In recent years, we have witnessed the floral supply and distribution chain growing ever longer. Flowers come from greater distances than ever before to reach the retailer and the consumer. Despite these distances, the overwhelming majority of flowers tend to arrive healthy and vibrant, with plenty of vase life remaining.
What is the formula for success? Well, there are many steps along the way, and proper care and handling at each step is critical. And one of the most important protocols is adherence to the cold chain. From the field to the processing facility, from the farm to the airport, from the airport to customs, from the bouquet operation to retail, floral professionals work to maintain flowers at a consistent cool temperature, ideally between 34 and 38 degrees Fahrenheit (1-3 Celsius). Let’s follow the flowers along their refrigerated journey, shall we?
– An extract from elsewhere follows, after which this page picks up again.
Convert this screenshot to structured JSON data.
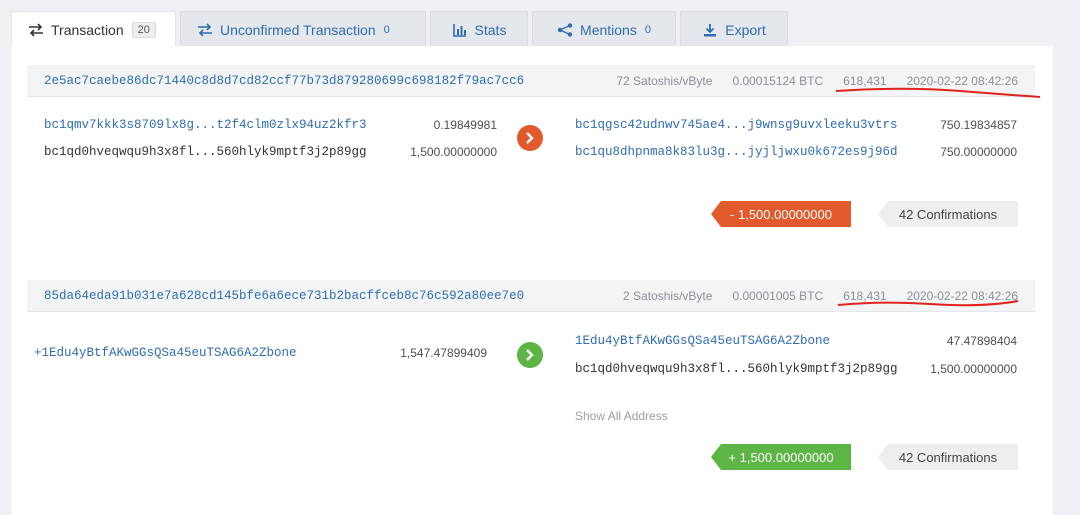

From the Fields to the Processing Center
At the farm, workers harvest flowers from the fields and bring them into the postharvest building. They wait in a cooling room while the heat from the fields dissipates.
Then, the postharvest process begins. Workers begin by hydrating and treating the flowers in a refrigerated room.
After hydration and treatment, processing begins in another room. Flowers first rest in a cool hydration solution. Then, they are graded, bunched and sleeved. Next, flowers go into another hydration solution to be cooled once again. Then, ideally still in the cooler, flowers are placed into shipping boxes to await transportation to the airport.
From the Processing Center to the Airport
Refrigerated trucks transport the flowers to the airport, where the flowers wait in a large cooler until they are ready to be loaded onto a cargo plane.
After a temperature-controlled flight, the shipper unloads flowers into a refrigerated hall at their destination, where customs officers receive and clear the product. After that, the flowers await transportation.
From the Airport to the Bouquet Operation
Refrigerated trucks transport the flowers from the airport to the bouquet operation or distribution facility. Upon arrival, flowers once again wait in a pre-cooling room to remove any heat collected during transportation.
Bouquet makers process flowers, make bouquets and pack the flowers in another cool room, then place them in shipping boxes, which are also precooled to dissipate heat collected during processing.
If the bouquets are made at the farm or the flowers are sold as bunches, they are transferred to the importer’s cooler to await shipment to the wholesaler or mass market buyer.
From the Bouquet Operation to the Distribution Center
Refrigerated trucks then transport the shipping boxes to customer distribution centers.
The customer distribution center stores the flowers in a non-produce cooler to await distribution to the retail store. It’s important to keep flowers and produce separate due to the harmful ethylene gas emitted by ripening produce.
From the Distribution Center to the Retail Store
Refrigerated trucks take the flowers from the distribution center to the retail location. Once again, the retailer stores flowers separately from other produce until it is time to merchandise the flowers.
Fighting Temperature Fluctuation
It bears repeating: at each step along this epic journey, every effort is made to maintain that steady 34-38°F (1-3 C) temperature. Why the dogged determination to maintain a consistent low temperature? Because temperature fluctuation is the enemy! When temperatures rise and fall repeatedly flowers become stressed and may begin to produce ethylene.
Also, temperature fluctuations lead to condensation forming inside the flower packaging. Condensation leads to high humidity in the packaging, which can cause botrytis spores to begin growing in 4 to 8 hours. And botrytis is contagious, passing from one compromised flower to the next. As they say, it’s a vicious circle!
Obey the Cold Chain!
It’s something to think about... when those flowers are in your care, remember the hard work and constant focus of floral professionals from the farm forward who work to deliver the freshest, healthiest, most beautiful flowers possible for the consumer. Then, do your part!